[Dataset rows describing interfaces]
• • • • •
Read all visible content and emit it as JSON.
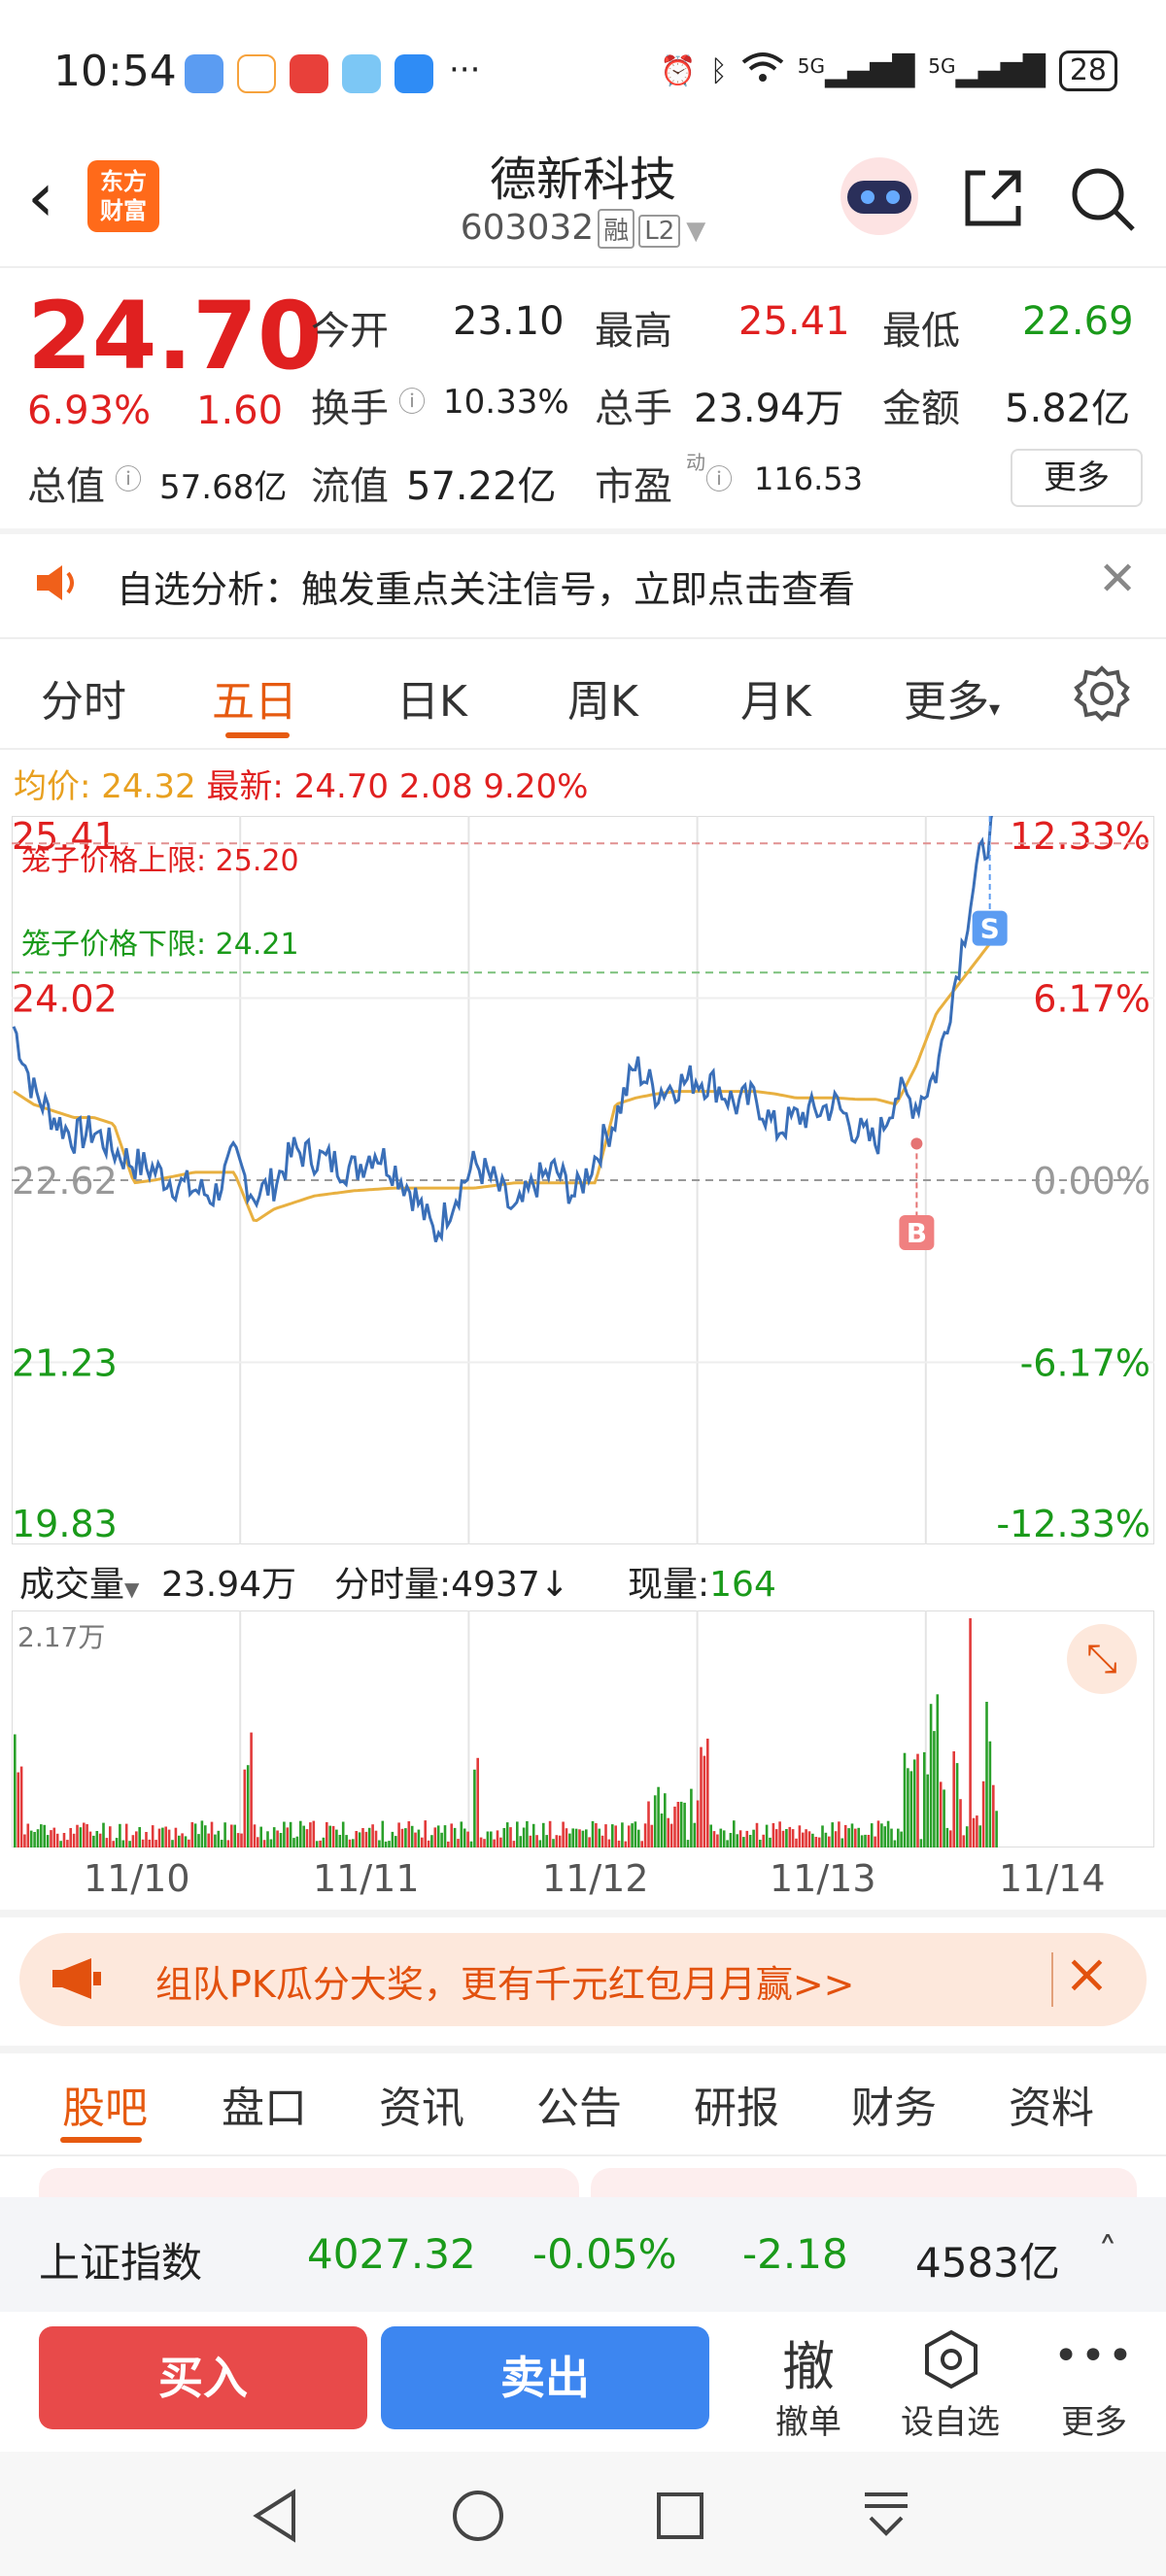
{
  "status_bar": {
    "time": "10:54",
    "network_1": "5G",
    "network_2": "5G",
    "battery": "28",
    "more": "···"
  },
  "header": {
    "logo_line1": "东方",
    "logo_line2": "财富",
    "stock_name": "德新科技",
    "stock_code": "603032",
    "tag_margin": "融",
    "tag_level": "L2"
  },
  "quote": {
    "price": "24.70",
    "change_pct": "6.93%",
    "change_amt": "1.60",
    "total_value_label": "总值",
    "total_value": "57.68亿",
    "open_label": "今开",
    "open": "23.10",
    "high_label": "最高",
    "high": "25.41",
    "low_label": "最低",
    "low": "22.69",
    "turnover_label": "换手",
    "turnover": "10.33%",
    "volume_label": "总手",
    "volume": "23.94万",
    "amount_label": "金额",
    "amount": "5.82亿",
    "float_value_label": "流值",
    "float_value": "57.22亿",
    "pe_label": "市盈",
    "pe_sup": "动",
    "pe": "116.53",
    "more_label": "更多"
  },
  "notice": {
    "text": "自选分析：触发重点关注信号，立即点击查看"
  },
  "tabs": [
    "分时",
    "五日",
    "日K",
    "周K",
    "月K",
    "更多"
  ],
  "active_tab": "五日",
  "avg_line": {
    "avg_label": "均价:",
    "avg_value": "24.32",
    "latest_label": "最新:",
    "latest_value": "24.70",
    "latest_change": "2.08",
    "latest_pct": "9.20%"
  },
  "chart_data": {
    "type": "line",
    "x": [
      "11/10",
      "11/11",
      "11/12",
      "11/13",
      "11/14"
    ],
    "y_left_ticks": [
      "25.41",
      "24.02",
      "22.62",
      "21.23",
      "19.83"
    ],
    "y_right_ticks": [
      "12.33%",
      "6.17%",
      "0.00%",
      "-6.17%",
      "-12.33%"
    ],
    "ylim": [
      19.83,
      25.41
    ],
    "upper_limit_label": "笼子价格上限:",
    "upper_limit": "25.20",
    "lower_limit_label": "笼子价格下限:",
    "lower_limit": "24.21",
    "buy_marker": "B",
    "sell_marker": "S",
    "series": [
      {
        "values": [
          23.8,
          23.3,
          23.1,
          22.95,
          23.0,
          22.85,
          22.75,
          22.7,
          22.6,
          22.55,
          22.5,
          22.8,
          22.5,
          22.6,
          22.85,
          22.8,
          22.75,
          22.7,
          22.85,
          22.7,
          22.5,
          22.2,
          22.5,
          22.75,
          22.6,
          22.35,
          22.6,
          22.7,
          22.5,
          22.8,
          23.1,
          23.5,
          23.3,
          23.35,
          23.4,
          23.35,
          23.2,
          23.25,
          23.0,
          23.1,
          23.15,
          23.2,
          23.0,
          22.9,
          23.3,
          23.2,
          23.45,
          24.2,
          25.0,
          25.41
        ]
      },
      {
        "values": [
          23.3,
          23.2,
          23.15,
          23.1,
          23.1,
          23.05,
          22.6,
          22.62,
          22.65,
          22.68,
          22.68,
          22.68,
          22.3,
          22.4,
          22.45,
          22.5,
          22.52,
          22.54,
          22.55,
          22.56,
          22.56,
          22.56,
          22.56,
          22.56,
          22.58,
          22.6,
          22.6,
          22.6,
          22.6,
          22.6,
          23.2,
          23.25,
          23.28,
          23.3,
          23.3,
          23.3,
          23.3,
          23.3,
          23.28,
          23.25,
          23.25,
          23.25,
          23.24,
          23.24,
          23.2,
          23.5,
          23.9,
          24.1,
          24.3,
          24.5
        ]
      }
    ]
  },
  "volume_header": {
    "label": "成交量",
    "total": "23.94万",
    "period_label": "分时量:",
    "period_value": "4937",
    "period_arrow": "↓",
    "now_label": "现量:",
    "now_value": "164",
    "max_label": "2.17万"
  },
  "dates": [
    "11/10",
    "11/11",
    "11/12",
    "11/13",
    "11/14"
  ],
  "promo": {
    "text": "组队PK瓜分大奖，更有千元红包月月赢>>"
  },
  "bottom_tabs": [
    "股吧",
    "盘口",
    "资讯",
    "公告",
    "研报",
    "财务",
    "资料"
  ],
  "index_bar": {
    "name": "上证指数",
    "value": "4027.32",
    "pct": "-0.05%",
    "change": "-2.18",
    "amount": "4583亿"
  },
  "actions": {
    "buy": "买入",
    "sell": "卖出",
    "cancel_icon": "撤",
    "cancel": "撤单",
    "watch": "设自选",
    "more": "更多"
  },
  "colors": {
    "up": "#e02020",
    "down": "#1a9a1a",
    "accent": "#e65a10",
    "buy": "#e84a4a",
    "sell": "#3d86f0",
    "avg_line": "#e8b040",
    "price_line": "#3a6fb8"
  }
}
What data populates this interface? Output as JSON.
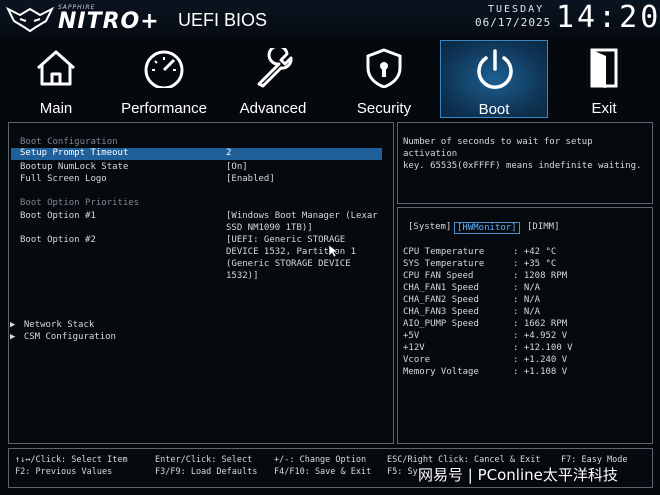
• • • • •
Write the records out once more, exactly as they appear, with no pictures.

(Output of the task):
Read all visible content and emit it as JSON.
{
  "status_bar": {
    "time": "10:54",
    "network_1": "5G",
    "network_2": "5G",
    "battery": "28",
    "more": "···"
  },
  "header": {
    "logo_line1": "东方",
    "logo_line2": "财富",
    "stock_name": "德新科技",
    "stock_code": "603032",
    "tag_margin": "融",
    "tag_level": "L2"
  },
  "quote": {
    "price": "24.70",
    "change_pct": "6.93%",
    "change_amt": "1.60",
    "total_value_label": "总值",
    "total_value": "57.68亿",
    "open_label": "今开",
    "open": "23.10",
    "high_label": "最高",
    "high": "25.41",
    "low_label": "最低",
    "low": "22.69",
    "turnover_label": "换手",
    "turnover": "10.33%",
    "volume_label": "总手",
    "volume": "23.94万",
    "amount_label": "金额",
    "amount": "5.82亿",
    "float_value_label": "流值",
    "float_value": "57.22亿",
    "pe_label": "市盈",
    "pe_sup": "动",
    "pe": "116.53",
    "more_label": "更多"
  },
  "notice": {
    "text": "自选分析：触发重点关注信号，立即点击查看"
  },
  "tabs": [
    "分时",
    "五日",
    "日K",
    "周K",
    "月K",
    "更多"
  ],
  "active_tab": "五日",
  "avg_line": {
    "avg_label": "均价:",
    "avg_value": "24.32",
    "latest_label": "最新:",
    "latest_value": "24.70",
    "latest_change": "2.08",
    "latest_pct": "9.20%"
  },
  "chart_data": {
    "type": "line",
    "x": [
      "11/10",
      "11/11",
      "11/12",
      "11/13",
      "11/14"
    ],
    "y_left_ticks": [
      "25.41",
      "24.02",
      "22.62",
      "21.23",
      "19.83"
    ],
    "y_right_ticks": [
      "12.33%",
      "6.17%",
      "0.00%",
      "-6.17%",
      "-12.33%"
    ],
    "ylim": [
      19.83,
      25.41
    ],
    "upper_limit_label": "笼子价格上限:",
    "upper_limit": "25.20",
    "lower_limit_label": "笼子价格下限:",
    "lower_limit": "24.21",
    "buy_marker": "B",
    "sell_marker": "S",
    "series": [
      {
        "values": [
          23.8,
          23.3,
          23.1,
          22.95,
          23.0,
          22.85,
          22.75,
          22.7,
          22.6,
          22.55,
          22.5,
          22.8,
          22.5,
          22.6,
          22.85,
          22.8,
          22.75,
          22.7,
          22.85,
          22.7,
          22.5,
          22.2,
          22.5,
          22.75,
          22.6,
          22.35,
          22.6,
          22.7,
          22.5,
          22.8,
          23.1,
          23.5,
          23.3,
          23.35,
          23.4,
          23.35,
          23.2,
          23.25,
          23.0,
          23.1,
          23.15,
          23.2,
          23.0,
          22.9,
          23.3,
          23.2,
          23.45,
          24.2,
          25.0,
          25.41
        ]
      },
      {
        "values": [
          23.3,
          23.2,
          23.15,
          23.1,
          23.1,
          23.05,
          22.6,
          22.62,
          22.65,
          22.68,
          22.68,
          22.68,
          22.3,
          22.4,
          22.45,
          22.5,
          22.52,
          22.54,
          22.55,
          22.56,
          22.56,
          22.56,
          22.56,
          22.56,
          22.58,
          22.6,
          22.6,
          22.6,
          22.6,
          22.6,
          23.2,
          23.25,
          23.28,
          23.3,
          23.3,
          23.3,
          23.3,
          23.3,
          23.28,
          23.25,
          23.25,
          23.25,
          23.24,
          23.24,
          23.2,
          23.5,
          23.9,
          24.1,
          24.3,
          24.5
        ]
      }
    ]
  },
  "volume_header": {
    "label": "成交量",
    "total": "23.94万",
    "period_label": "分时量:",
    "period_value": "4937",
    "period_arrow": "↓",
    "now_label": "现量:",
    "now_value": "164",
    "max_label": "2.17万"
  },
  "dates": [
    "11/10",
    "11/11",
    "11/12",
    "11/13",
    "11/14"
  ],
  "promo": {
    "text": "组队PK瓜分大奖，更有千元红包月月赢>>"
  },
  "bottom_tabs": [
    "股吧",
    "盘口",
    "资讯",
    "公告",
    "研报",
    "财务",
    "资料"
  ],
  "index_bar": {
    "name": "上证指数",
    "value": "4027.32",
    "pct": "-0.05%",
    "change": "-2.18",
    "amount": "4583亿"
  },
  "actions": {
    "buy": "买入",
    "sell": "卖出",
    "cancel_icon": "撤",
    "cancel": "撤单",
    "watch": "设自选",
    "more": "更多"
  },
  "colors": {
    "up": "#e02020",
    "down": "#1a9a1a",
    "accent": "#e65a10",
    "buy": "#e84a4a",
    "sell": "#3d86f0",
    "avg_line": "#e8b040",
    "price_line": "#3a6fb8"
  }
}
What data populates this interface? Output as JSON.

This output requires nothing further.